      A parallel would be Lasik: the laser compensates for your eye position every 100th of a second. I've seen studies where a stand-in eye glanced

  • by Anonymous Coward on Tuesday October 21, 2008 @05:57PM (#25460711)


  • Otherwise I would have had NO idea what this thing does!! Am I the only one that got 2 seconds of what looks like a hypodermic and a back massager?
    • Re: (Score:1, Troll)

      by sexconker ( 1179573 )

      That's what I got, but it was 4 seconds.

    • Re: (Score:1, Funny)

      by Anonymous Coward

      it thought the video was just the new id logo, but i had no idea of how it got there

  • by angrytuna ( 599871 ) on Tuesday October 21, 2008 @06:10PM (#25460843)

    I was able to sit in on an open heart surgery at one point in my life. After the surgeon cracked the chest open, he inserted a surgical glove full of (I think) normal saline, tied off at the wrist. Called it a 'helping hand'. The heart continued to beat merrily away on top of it, and they used a device called an octopus [medgadget.com] to hold the pertinent section of the heart still.

    To date, remains one of the coolest things I have ever seen.

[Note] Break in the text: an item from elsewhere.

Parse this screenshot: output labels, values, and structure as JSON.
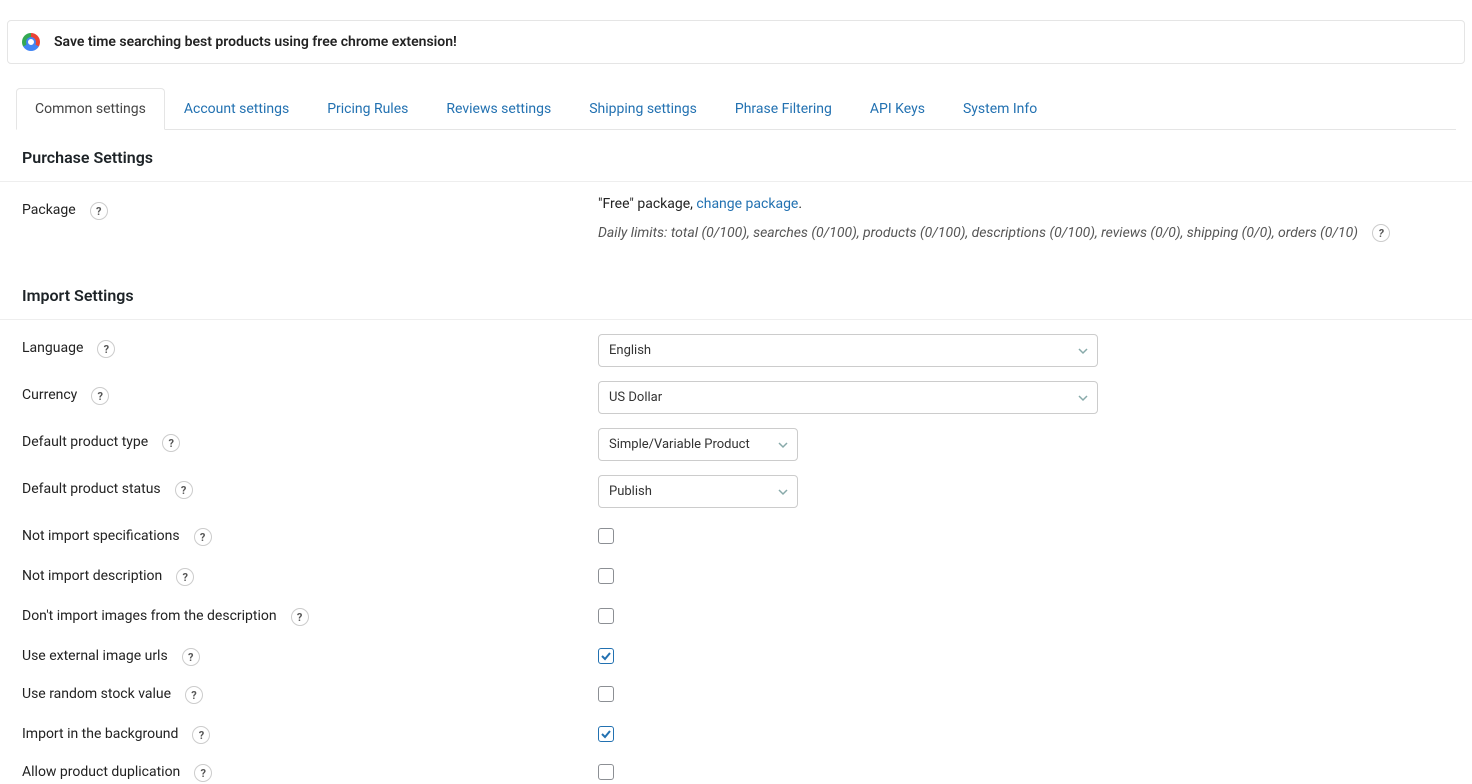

    • I don't get the purpose of the hand...was it so that the beating heart wouldn't move vertically but would instead push on the glove which would expand horizontally?
  • I for one welcome the day when our robotic overloards will be able to heal us after working and or beating us with in an inch of our life! Although I'm sure with robitic precision they can get that inch down to at least with in 1cm of a life.
  • Robot vs. Reboot (Score:3, Interesting)

    by thewiz ( 24994 ) on Tuesday October 21, 2008 @09:41PM (#25463053)

    I, for one, would be happy to have a robot operate on me if I ever have a fourth open-heart surgery. The three surgeries I've had required that I be attached to a cardiopulmonary bypass machine, have my heart stopped by electric shock, sternum cut and rib cage spread open, and be restarted by another electric shock when they were done.

    Trust me, hot-swap is much better than a cold reboot!

  • Modern machine control, sensors, & servos are so advanced, it creates sights that look like they shouldn't be possible. Eventually surgery on marathon runners during a marathon will look as normal as segways. Too bad there aren't any jobs in machine control.

Never buy what you do not want because it is cheap; it will be dear to you. -- Thomas Jefferson